(Records for the exercise)

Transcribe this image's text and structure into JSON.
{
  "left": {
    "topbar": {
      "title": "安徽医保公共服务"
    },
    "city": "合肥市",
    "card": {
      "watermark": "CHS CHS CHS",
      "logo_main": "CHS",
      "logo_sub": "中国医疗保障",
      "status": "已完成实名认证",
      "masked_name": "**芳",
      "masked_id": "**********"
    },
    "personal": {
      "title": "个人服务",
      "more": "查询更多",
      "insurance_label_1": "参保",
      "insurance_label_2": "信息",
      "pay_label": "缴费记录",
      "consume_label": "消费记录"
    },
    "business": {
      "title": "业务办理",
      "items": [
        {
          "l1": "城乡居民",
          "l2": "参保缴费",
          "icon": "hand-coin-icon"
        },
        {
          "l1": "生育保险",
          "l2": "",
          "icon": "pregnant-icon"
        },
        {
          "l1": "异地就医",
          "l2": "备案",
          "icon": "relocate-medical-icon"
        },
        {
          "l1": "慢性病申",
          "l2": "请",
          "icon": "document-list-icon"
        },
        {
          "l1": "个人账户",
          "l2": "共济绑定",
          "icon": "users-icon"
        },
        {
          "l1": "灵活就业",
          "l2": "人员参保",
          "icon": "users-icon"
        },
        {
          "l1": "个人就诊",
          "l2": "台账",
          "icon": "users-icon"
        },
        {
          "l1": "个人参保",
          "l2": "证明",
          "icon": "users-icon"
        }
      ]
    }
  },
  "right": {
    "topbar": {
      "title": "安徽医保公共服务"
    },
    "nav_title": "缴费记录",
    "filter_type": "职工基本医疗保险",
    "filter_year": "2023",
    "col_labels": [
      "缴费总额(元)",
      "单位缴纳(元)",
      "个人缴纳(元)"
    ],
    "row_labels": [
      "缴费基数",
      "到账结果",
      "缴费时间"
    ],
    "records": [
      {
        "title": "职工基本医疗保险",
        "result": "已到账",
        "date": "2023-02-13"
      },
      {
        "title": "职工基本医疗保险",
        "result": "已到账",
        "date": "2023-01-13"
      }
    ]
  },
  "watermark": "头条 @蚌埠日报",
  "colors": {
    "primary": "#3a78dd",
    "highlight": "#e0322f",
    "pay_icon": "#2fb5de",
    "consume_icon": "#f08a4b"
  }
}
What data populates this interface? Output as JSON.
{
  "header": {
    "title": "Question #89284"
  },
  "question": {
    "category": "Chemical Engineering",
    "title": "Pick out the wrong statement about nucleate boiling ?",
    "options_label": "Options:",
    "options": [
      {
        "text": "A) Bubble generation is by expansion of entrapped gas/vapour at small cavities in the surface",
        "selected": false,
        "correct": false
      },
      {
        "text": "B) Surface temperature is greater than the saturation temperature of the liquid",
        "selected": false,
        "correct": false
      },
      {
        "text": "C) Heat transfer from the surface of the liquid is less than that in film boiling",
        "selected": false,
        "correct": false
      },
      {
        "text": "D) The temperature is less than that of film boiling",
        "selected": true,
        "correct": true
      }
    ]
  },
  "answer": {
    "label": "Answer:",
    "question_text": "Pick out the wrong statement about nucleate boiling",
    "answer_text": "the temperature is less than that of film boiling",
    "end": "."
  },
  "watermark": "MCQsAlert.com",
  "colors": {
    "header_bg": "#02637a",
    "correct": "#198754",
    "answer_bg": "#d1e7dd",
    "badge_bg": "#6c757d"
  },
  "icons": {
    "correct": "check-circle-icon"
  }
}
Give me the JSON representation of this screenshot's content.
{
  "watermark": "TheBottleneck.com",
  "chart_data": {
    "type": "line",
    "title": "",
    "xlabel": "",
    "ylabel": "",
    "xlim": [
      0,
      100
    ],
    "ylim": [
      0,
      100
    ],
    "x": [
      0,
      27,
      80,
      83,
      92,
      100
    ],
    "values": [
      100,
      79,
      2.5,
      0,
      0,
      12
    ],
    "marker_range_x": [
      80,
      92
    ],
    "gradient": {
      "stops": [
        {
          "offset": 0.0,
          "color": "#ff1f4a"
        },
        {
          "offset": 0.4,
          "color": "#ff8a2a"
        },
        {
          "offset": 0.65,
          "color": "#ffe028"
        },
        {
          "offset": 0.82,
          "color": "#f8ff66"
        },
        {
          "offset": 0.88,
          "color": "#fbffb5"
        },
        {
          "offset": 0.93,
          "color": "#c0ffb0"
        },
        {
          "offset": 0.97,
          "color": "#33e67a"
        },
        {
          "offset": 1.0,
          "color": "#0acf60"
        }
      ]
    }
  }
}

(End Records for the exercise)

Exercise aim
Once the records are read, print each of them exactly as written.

The completed task
Transcribe this image's text and structure into JSON.
{
  "left": {
    "topbar": {
      "title": "安徽医保公共服务"
    },
    "city": "合肥市",
    "card": {
      "watermark": "CHS CHS CHS",
      "logo_main": "CHS",
      "logo_sub": "中国医疗保障",
      "status": "已完成实名认证",
      "masked_name": "**芳",
      "masked_id": "**********"
    },
    "personal": {
      "title": "个人服务",
      "more": "查询更多",
      "insurance_label_1": "参保",
      "insurance_label_2": "信息",
      "pay_label": "缴费记录",
      "consume_label": "消费记录"
    },
    "business": {
      "title": "业务办理",
      "items": [
        {
          "l1": "城乡居民",
          "l2": "参保缴费",
          "icon": "hand-coin-icon"
        },
        {
          "l1": "生育保险",
          "l2": "",
          "icon": "pregnant-icon"
        },
        {
          "l1": "异地就医",
          "l2": "备案",
          "icon": "relocate-medical-icon"
        },
        {
          "l1": "慢性病申",
          "l2": "请",
          "icon": "document-list-icon"
        },
        {
          "l1": "个人账户",
          "l2": "共济绑定",
          "icon": "users-icon"
        },
        {
          "l1": "灵活就业",
          "l2": "人员参保",
          "icon": "users-icon"
        },
        {
          "l1": "个人就诊",
          "l2": "台账",
          "icon": "users-icon"
        },
        {
          "l1": "个人参保",
          "l2": "证明",
          "icon": "users-icon"
        }
      ]
    }
  },
  "right": {
    "topbar": {
      "title": "安徽医保公共服务"
    },
    "nav_title": "缴费记录",
    "filter_type": "职工基本医疗保险",
    "filter_year": "2023",
    "col_labels": [
      "缴费总额(元)",
      "单位缴纳(元)",
      "个人缴纳(元)"
    ],
    "row_labels": [
      "缴费基数",
      "到账结果",
      "缴费时间"
    ],
    "records": [
      {
        "title": "职工基本医疗保险",
        "result": "已到账",
        "date": "2023-02-13"
      },
      {
        "title": "职工基本医疗保险",
        "result": "已到账",
        "date": "2023-01-13"
      }
    ]
  },
  "watermark": "头条 @蚌埠日报",
  "colors": {
    "primary": "#3a78dd",
    "highlight": "#e0322f",
    "pay_icon": "#2fb5de",
    "consume_icon": "#f08a4b"
  }
}
What data populates this interface? Output as JSON.
{
  "header": {
    "title": "Question #89284"
  },
  "question": {
    "category": "Chemical Engineering",
    "title": "Pick out the wrong statement about nucleate boiling ?",
    "options_label": "Options:",
    "options": [
      {
        "text": "A) Bubble generation is by expansion of entrapped gas/vapour at small cavities in the surface",
        "selected": false,
        "correct": false
      },
      {
        "text": "B) Surface temperature is greater than the saturation temperature of the liquid",
        "selected": false,
        "correct": false
      },
      {
        "text": "C) Heat transfer from the surface of the liquid is less than that in film boiling",
        "selected": false,
        "correct": false
      },
      {
        "text": "D) The temperature is less than that of film boiling",
        "selected": true,
        "correct": true
      }
    ]
  },
  "answer": {
    "label": "Answer:",
    "question_text": "Pick out the wrong statement about nucleate boiling",
    "answer_text": "the temperature is less than that of film boiling",
    "end": "."
  },
  "watermark": "MCQsAlert.com",
  "colors": {
    "header_bg": "#02637a",
    "correct": "#198754",
    "answer_bg": "#d1e7dd",
    "badge_bg": "#6c757d"
  },
  "icons": {
    "correct": "check-circle-icon"
  }
}
Give me the JSON representation of this screenshot's content.
{
  "watermark": "TheBottleneck.com",
  "chart_data": {
    "type": "line",
    "title": "",
    "xlabel": "",
    "ylabel": "",
    "xlim": [
      0,
      100
    ],
    "ylim": [
      0,
      100
    ],
    "x": [
      0,
      27,
      80,
      83,
      92,
      100
    ],
    "values": [
      100,
      79,
      2.5,
      0,
      0,
      12
    ],
    "marker_range_x": [
      80,
      92
    ],
    "gradient": {
      "stops": [
        {
          "offset": 0.0,
          "color": "#ff1f4a"
        },
        {
          "offset": 0.4,
          "color": "#ff8a2a"
        },
        {
          "offset": 0.65,
          "color": "#ffe028"
        },
        {
          "offset": 0.82,
          "color": "#f8ff66"
        },
        {
          "offset": 0.88,
          "color": "#fbffb5"
        },
        {
          "offset": 0.93,
          "color": "#c0ffb0"
        },
        {
          "offset": 0.97,
          "color": "#33e67a"
        },
        {
          "offset": 1.0,
          "color": "#0acf60"
        }
      ]
    }
  }
}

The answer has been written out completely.